In the early days of the program, about 22 staff members served all retirees, answering letters and phone calls and even receiving visits to the one office in Washington, D.C. Even then, similar offices were being started in the different parts of the Army throughout the world. Today, the HQDA Army Retirement Services office is staffed by only six people, but the network of those serving retiring and retired Soldiers, families and surviving spouses has grown. Now, retiring Soldiers and spouses and more than 900,000 retired Soldiers and surviving spouses are served by 110 installation Retirement Services Officers worldwide.

One force multiplier are retirees themselves who live up to the motto “Still Serving.” Often that service comes through participation in the installation retiree council. These councils, made up of appointed retiree volunteers, bring retiree concerns to the attention of the installation and, if warranted, to the Army Chief of Staff’s Retiree Council. The CSA Retiree Council, begun in 1972, is a group of 14 retired Soldiers, appointed by the CSA. They meet annually at the Pentagon to review issues surfaced by installation retiree councils. After briefings and consultations, the council decides which issues merit the attention of Army leadership. The council’s annual report is posted on the Web site.        

Retired Sgt. 1st Class Dan Horn has been part of the Fort Polk, LA., Retirement Services Office both as a Soldier and a civilian employee. A few years after his military retirement, he decided he “wanted to give something back,” so he got involved in the Fort Polk Retiree Council which he now chairs.     

Over the years, the Fort Polk Council has seen issues that it and other councils have forwarded to the CSA Retiree Council improve the lives of retirees and families. Horn points to the changes in receipt of retired and disability pay as an example. “Councils asked for a change in the system that reduced retired pay by disability pay,” Horn said. “Now some retirees are getting some of that money back through CRDP (Concurrent Retirement and Disability Payments) and CRSC (Combat-Related Special Compensation).”





The first great gift we can bestow on others is a good example."  Thomas Morell

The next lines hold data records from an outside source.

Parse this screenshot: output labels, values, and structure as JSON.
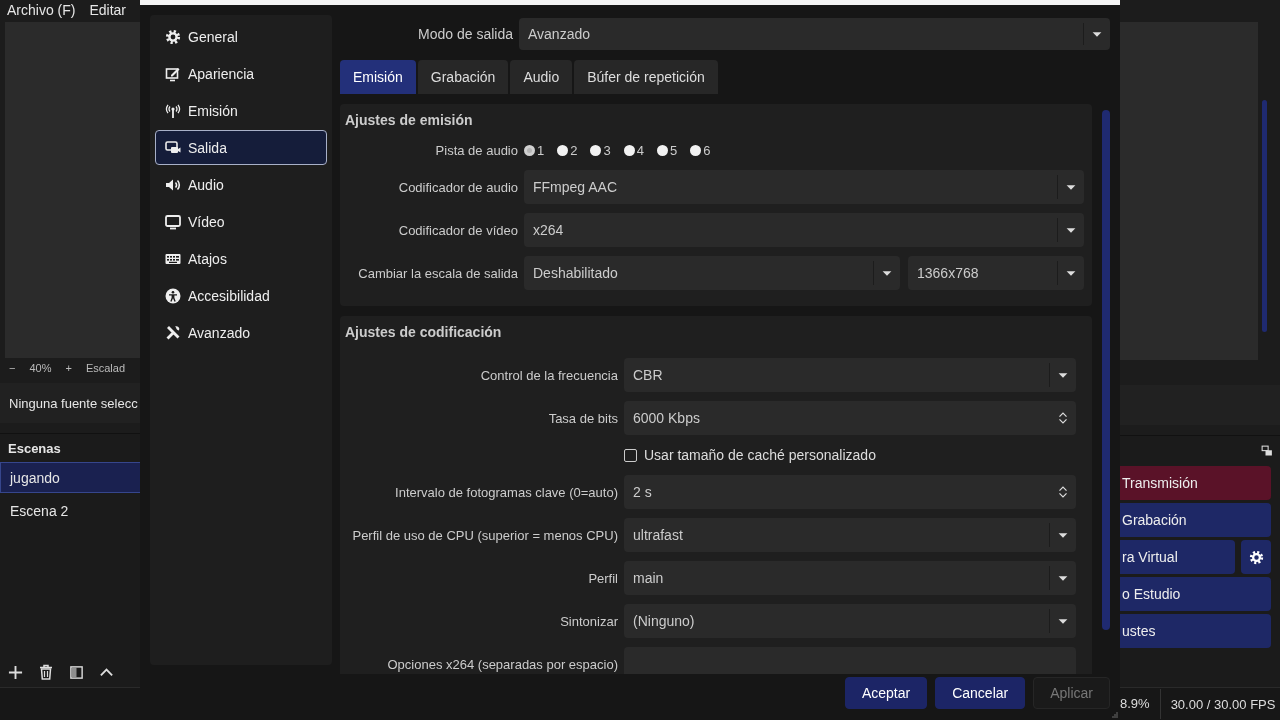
{
  "main_window": {
    "menu": [
      "Archivo (F)",
      "Editar"
    ],
    "zoom_bar": {
      "zoom_out": "−",
      "zoom": "40%",
      "zoom_in": "+",
      "scaling": "Escalad"
    },
    "source_info": "Ninguna fuente selecc",
    "scenes": {
      "title": "Escenas",
      "items": [
        {
          "label": "jugando",
          "selected": true
        },
        {
          "label": "Escena 2",
          "selected": false
        }
      ]
    },
    "controls": [
      {
        "label": "Transmisión",
        "kind": "stream"
      },
      {
        "label": "Grabación",
        "kind": "normal"
      },
      {
        "label": "ra Virtual",
        "kind": "with-settings"
      },
      {
        "label": "o Estudio",
        "kind": "normal"
      },
      {
        "label": "ustes",
        "kind": "normal"
      }
    ],
    "status": {
      "cpu": "8.9%",
      "fps": "30.00 / 30.00 FPS"
    }
  },
  "settings_dialog": {
    "sidebar": [
      {
        "label": "General",
        "kind": "general",
        "selected": false
      },
      {
        "label": "Apariencia",
        "kind": "appearance",
        "selected": false
      },
      {
        "label": "Emisión",
        "kind": "stream",
        "selected": false
      },
      {
        "label": "Salida",
        "kind": "output",
        "selected": true
      },
      {
        "label": "Audio",
        "kind": "audio",
        "selected": false
      },
      {
        "label": "Vídeo",
        "kind": "video",
        "selected": false
      },
      {
        "label": "Atajos",
        "kind": "hotkeys",
        "selected": false
      },
      {
        "label": "Accesibilidad",
        "kind": "accessibility",
        "selected": false
      },
      {
        "label": "Avanzado",
        "kind": "advanced",
        "selected": false
      }
    ],
    "output_mode": {
      "label": "Modo de salida",
      "value": "Avanzado"
    },
    "tabs": [
      {
        "label": "Emisión",
        "selected": true
      },
      {
        "label": "Grabación",
        "selected": false
      },
      {
        "label": "Audio",
        "selected": false
      },
      {
        "label": "Búfer de repetición",
        "selected": false
      }
    ],
    "groups": [
      {
        "title": "Ajustes de emisión",
        "rows": [
          {
            "kind": "radios",
            "label": "Pista de audio",
            "options": [
              {
                "label": "1",
                "selected": true
              },
              {
                "label": "2",
                "selected": false
              },
              {
                "label": "3",
                "selected": false
              },
              {
                "label": "4",
                "selected": false
              },
              {
                "label": "5",
                "selected": false
              },
              {
                "label": "6",
                "selected": false
              }
            ]
          },
          {
            "kind": "select",
            "label": "Codificador de audio",
            "value": "FFmpeg AAC"
          },
          {
            "kind": "select",
            "label": "Codificador de vídeo",
            "value": "x264"
          },
          {
            "kind": "select-pair",
            "label": "Cambiar la escala de salida",
            "value": "Deshabilitado",
            "value_2": "1366x768"
          }
        ]
      },
      {
        "title": "Ajustes de codificación",
        "rows": [
          {
            "kind": "select",
            "label": "Control de la frecuencia",
            "value": "CBR"
          },
          {
            "kind": "spin",
            "label": "Tasa de bits",
            "value": "6000 Kbps"
          },
          {
            "kind": "checkbox",
            "label": "Usar tamaño de caché personalizado",
            "checked": false
          },
          {
            "kind": "spin",
            "label": "Intervalo de fotogramas clave (0=auto)",
            "value": "2 s"
          },
          {
            "kind": "select",
            "label": "Perfil de uso de CPU (superior = menos CPU)",
            "value": "ultrafast"
          },
          {
            "kind": "select",
            "label": "Perfil",
            "value": "main"
          },
          {
            "kind": "select",
            "label": "Sintonizar",
            "value": "(Ninguno)"
          },
          {
            "kind": "text",
            "label": "Opciones x264 (separadas por espacio)"
          }
        ]
      }
    ],
    "buttons": [
      {
        "label": "Aceptar",
        "disabled": false
      },
      {
        "label": "Cancelar",
        "disabled": false
      },
      {
        "label": "Aplicar",
        "disabled": true
      }
    ]
  }
}
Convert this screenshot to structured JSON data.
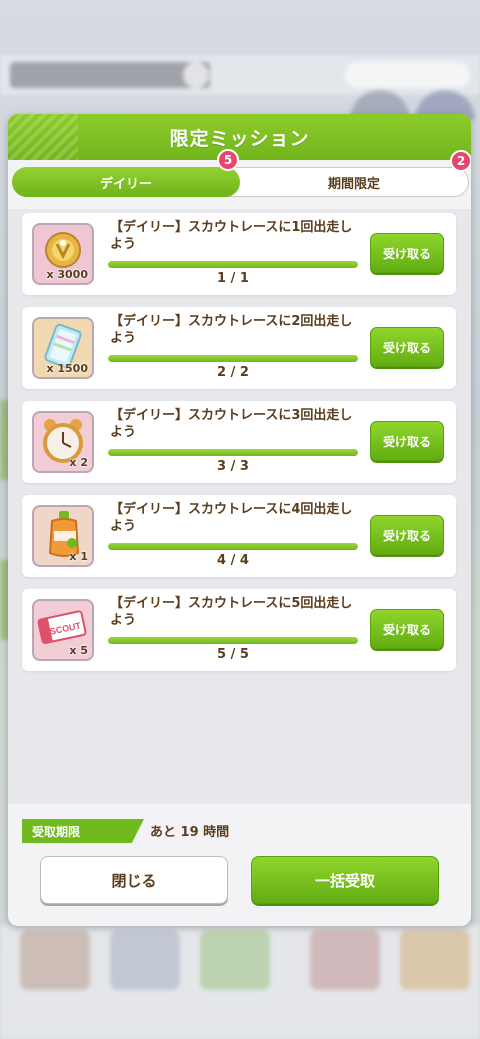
{
  "dialog": {
    "title": "限定ミッション",
    "tabs": [
      {
        "label": "デイリー",
        "badge": "5",
        "active": true
      },
      {
        "label": "期間限定",
        "badge": "2",
        "active": false
      }
    ]
  },
  "missions": [
    {
      "title": "【デイリー】スカウトレースに1回出走しよう",
      "reward_icon": "coin-icon",
      "reward_qty": "x 3000",
      "progress_text": "1 / 1",
      "progress": 1.0,
      "button": "受け取る"
    },
    {
      "title": "【デイリー】スカウトレースに2回出走しよう",
      "reward_icon": "ticket-icon",
      "reward_qty": "x 1500",
      "progress_text": "2 / 2",
      "progress": 1.0,
      "button": "受け取る"
    },
    {
      "title": "【デイリー】スカウトレースに3回出走しよう",
      "reward_icon": "alarm-clock-icon",
      "reward_qty": "x 2",
      "progress_text": "3 / 3",
      "progress": 1.0,
      "button": "受け取る"
    },
    {
      "title": "【デイリー】スカウトレースに4回出走しよう",
      "reward_icon": "drink-icon",
      "reward_qty": "x 1",
      "progress_text": "4 / 4",
      "progress": 1.0,
      "button": "受け取る"
    },
    {
      "title": "【デイリー】スカウトレースに5回出走しよう",
      "reward_icon": "scout-ticket-icon",
      "reward_qty": "x 5",
      "progress_text": "5 / 5",
      "progress": 1.0,
      "button": "受け取る"
    }
  ],
  "footer": {
    "deadline_label": "受取期限",
    "deadline_value": "あと 19 時間",
    "close_button": "閉じる",
    "claim_all_button": "一括受取"
  },
  "scout_ticket_text": "SCOUT",
  "colors": {
    "accent_green": "#73b51d",
    "badge_pink": "#e8456f",
    "text_brown": "#5a3d1e"
  }
}
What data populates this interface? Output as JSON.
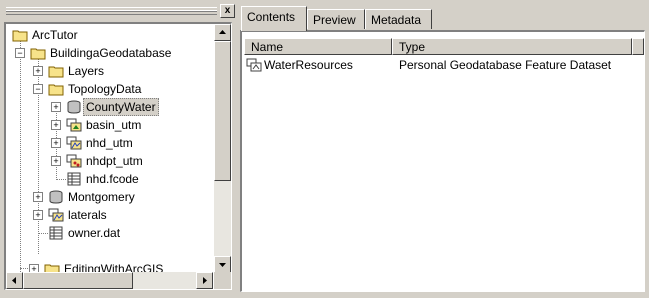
{
  "catalog_tree": {
    "close_label": "x",
    "items": [
      {
        "label": "ArcTutor",
        "icon": "folder-icon",
        "expander": ""
      },
      {
        "label": "BuildingaGeodatabase",
        "icon": "folder-icon",
        "expander": "−"
      },
      {
        "label": "Layers",
        "icon": "folder-icon",
        "expander": "+"
      },
      {
        "label": "TopologyData",
        "icon": "folder-icon",
        "expander": "−"
      },
      {
        "label": "CountyWater",
        "icon": "personal-geodatabase-icon",
        "expander": "+"
      },
      {
        "label": "basin_utm",
        "icon": "coverage-icon",
        "expander": "+"
      },
      {
        "label": "nhd_utm",
        "icon": "coverage-icon",
        "expander": "+"
      },
      {
        "label": "nhdpt_utm",
        "icon": "coverage-icon",
        "expander": "+"
      },
      {
        "label": "nhd.fcode",
        "icon": "table-icon",
        "expander": ""
      },
      {
        "label": "Montgomery",
        "icon": "personal-geodatabase-icon",
        "expander": "+"
      },
      {
        "label": "laterals",
        "icon": "coverage-icon",
        "expander": "+"
      },
      {
        "label": "owner.dat",
        "icon": "table-icon",
        "expander": ""
      },
      {
        "label": "EditingWithArcGIS",
        "icon": "folder-icon",
        "expander": "+"
      }
    ],
    "selected": "CountyWater"
  },
  "tabs": [
    {
      "label": "Contents",
      "active": true
    },
    {
      "label": "Preview",
      "active": false
    },
    {
      "label": "Metadata",
      "active": false
    }
  ],
  "contents": {
    "columns": [
      "Name",
      "Type"
    ],
    "rows": [
      {
        "name": "WaterResources",
        "type": "Personal Geodatabase Feature Dataset",
        "icon": "feature-dataset-icon"
      }
    ]
  }
}
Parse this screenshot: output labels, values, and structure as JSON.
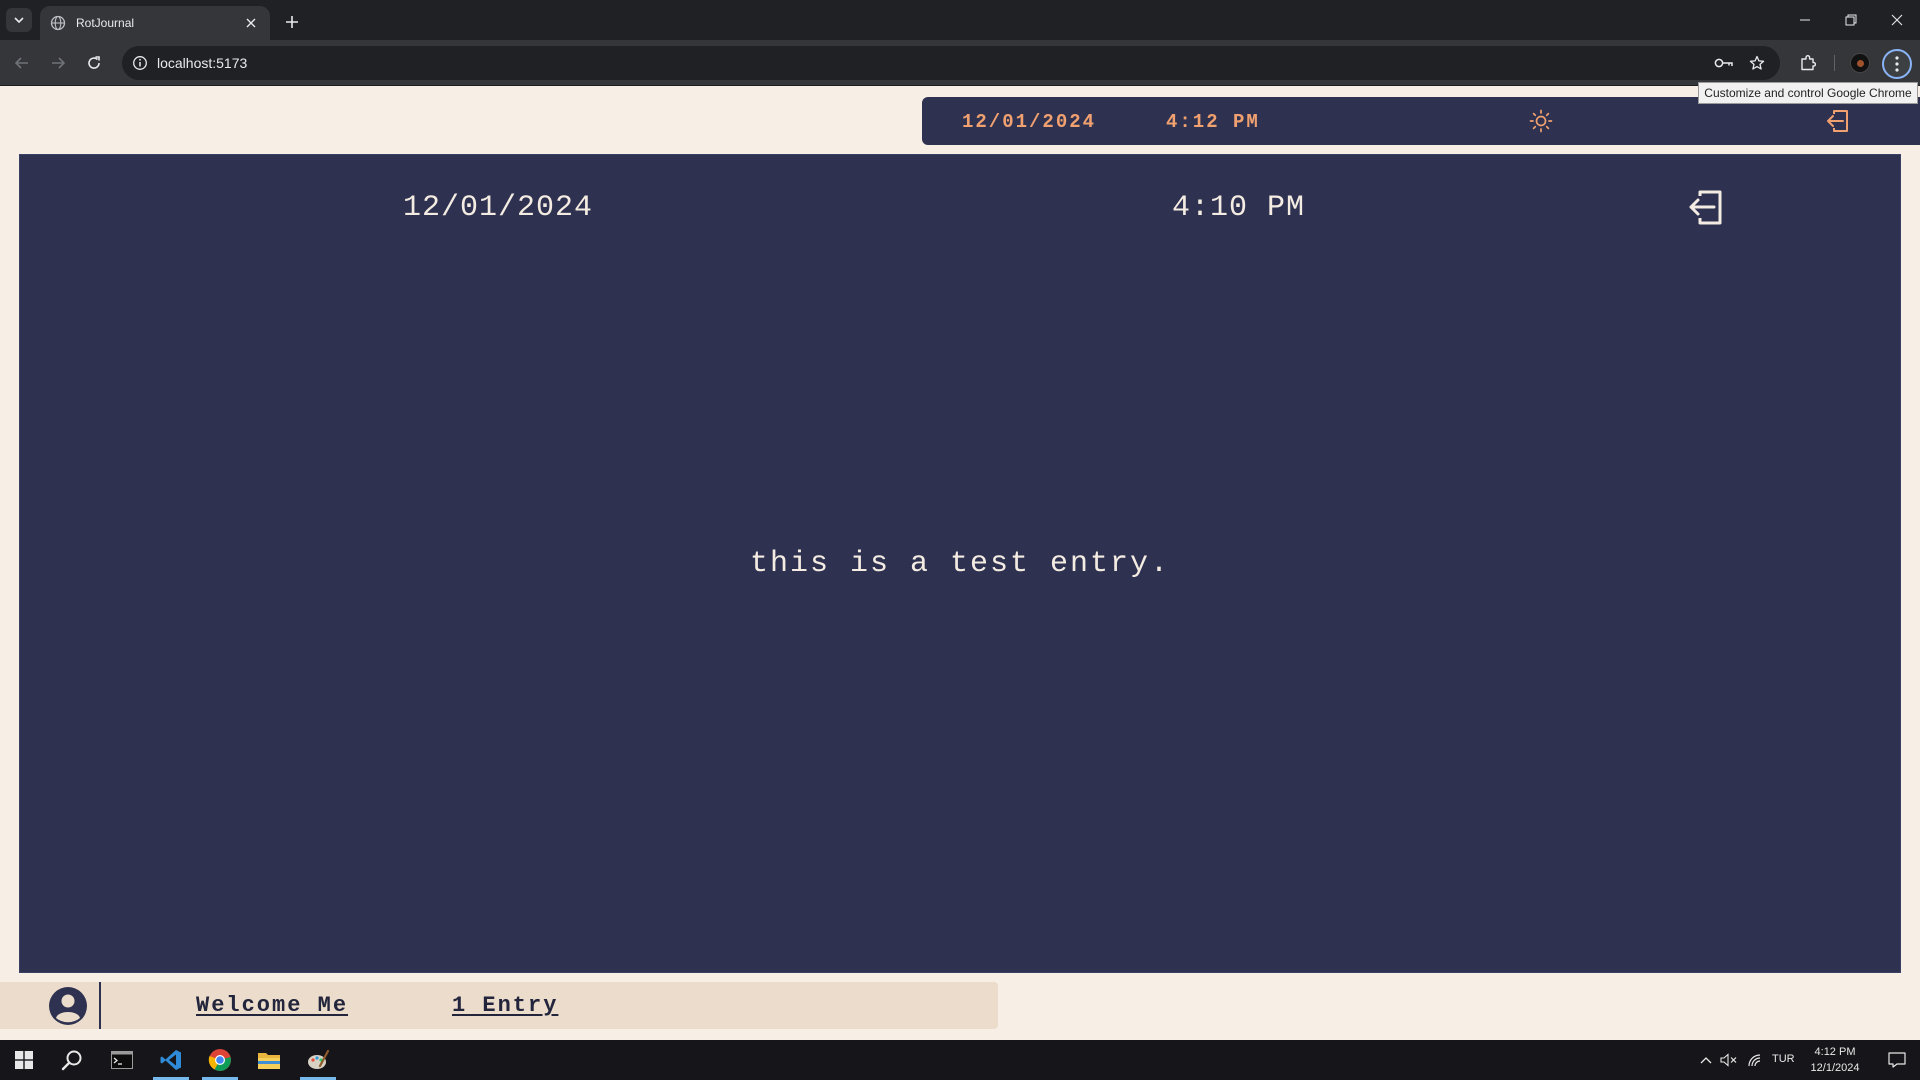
{
  "browser": {
    "tab": {
      "title": "RotJournal"
    },
    "address_bar": {
      "url": "localhost:5173"
    },
    "tooltip": "Customize and control Google Chrome"
  },
  "app": {
    "header": {
      "date": "12/01/2024",
      "time": "4:12 PM"
    },
    "entry": {
      "date": "12/01/2024",
      "time": "4:10 PM",
      "text": "this is a test entry."
    },
    "footer": {
      "welcome": "Welcome Me",
      "entries": "1 Entry"
    },
    "colors": {
      "page_background": "#f7efe6",
      "card": "#2e3250",
      "accent": "#f1a070",
      "text_light": "#f4ece2",
      "footer_bar": "#ebdccb"
    }
  },
  "taskbar": {
    "apps": [
      "start-icon",
      "search-icon",
      "terminal-icon",
      "vscode-icon",
      "chrome-icon",
      "file-explorer-icon",
      "paint-icon"
    ],
    "language": "TUR",
    "time": "4:12 PM",
    "date": "12/1/2024"
  }
}
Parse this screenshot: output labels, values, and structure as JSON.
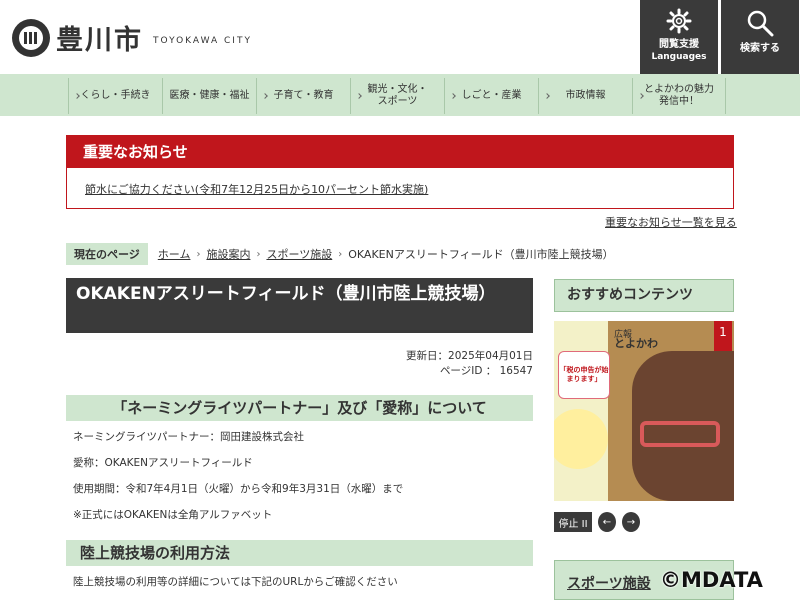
{
  "header": {
    "logo_name": "豊川市",
    "logo_sub": "TOYOKAWA CITY",
    "lang_button": {
      "line1": "閲覧支援",
      "line2": "Languages"
    },
    "search_button": {
      "label": "検索する"
    }
  },
  "nav": {
    "items": [
      "くらし・手続き",
      "医療・健康・福祉",
      "子育て・教育",
      "観光・文化・\nスポーツ",
      "しごと・産業",
      "市政情報",
      "とよかわの魅力\n発信中！"
    ]
  },
  "notice": {
    "heading": "重要なお知らせ",
    "link": "節水にご協力ください(令和7年12月25日から10パーセント節水実施)",
    "all_link": "重要なお知らせ一覧を見る"
  },
  "breadcrumb": {
    "here_label": "現在のページ",
    "items": [
      "ホーム",
      "施設案内",
      "スポーツ施設"
    ],
    "current": "OKAKENアスリートフィールド（豊川市陸上競技場）"
  },
  "main": {
    "title": "OKAKENアスリートフィールド（豊川市陸上競技場）",
    "updated": "更新日：2025年04月01日",
    "page_id": "ページID ： 16547",
    "section1": {
      "heading": "「ネーミングライツパートナー」及び「愛称」について",
      "lines": [
        "ネーミングライツパートナー：岡田建設株式会社",
        "愛称：OKAKENアスリートフィールド",
        "使用期間：令和7年4月1日（火曜）から令和9年3月31日（水曜）まで",
        "※正式にはOKAKENは全角アルファベット"
      ]
    },
    "section2": {
      "heading": "陸上競技場の利用方法",
      "lines": [
        "陸上競技場の利用等の詳細については下記のURLからご確認ください"
      ]
    }
  },
  "sidebar": {
    "recommend_heading": "おすすめコンテンツ",
    "banner": {
      "title": "広報",
      "magazine": "とよかわ",
      "issue": "1",
      "callout": "「税の申告が始まります」"
    },
    "controls": {
      "pause": "停止 II",
      "prev": "←",
      "next": "→"
    },
    "sports_heading": "スポーツ施設"
  },
  "watermark": "©MDATA",
  "colors": {
    "accent_red": "#c0161c",
    "nav_green": "#cfe6cf",
    "dark": "#3a3a3a"
  }
}
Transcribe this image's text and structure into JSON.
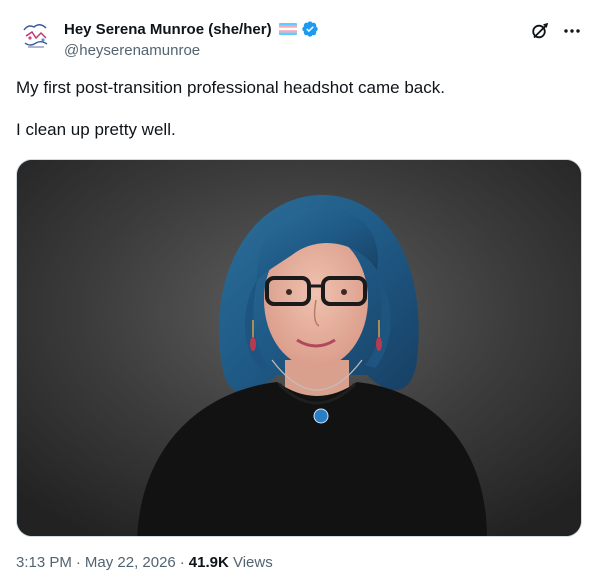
{
  "author": {
    "display_name": "Hey Serena Munroe (she/her)",
    "handle": "@heyserenamunroe",
    "flag_icon": "transgender-flag-icon",
    "verified_icon": "verified-badge-icon"
  },
  "actions": {
    "grok_icon": "grok-icon",
    "more_icon": "more-options-icon"
  },
  "tweet": {
    "line1": "My first post-transition professional headshot came back.",
    "line2": "I clean up pretty well."
  },
  "meta": {
    "time": "3:13 PM",
    "separator": "·",
    "date": "May 22, 2026",
    "views_count": "41.9K",
    "views_label": "Views"
  },
  "colors": {
    "text_primary": "#0f1419",
    "text_secondary": "#536471",
    "verified_blue": "#1d9bf0",
    "flag_blue": "#5bcefa",
    "flag_pink": "#f5a9b8"
  }
}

For the Email Version of The Eagle - In an effort to ensure that all will be able to read the Eagle each month, we are eliminating the photos to decrease the download times – especially for those still on dial up. Let me know what you think.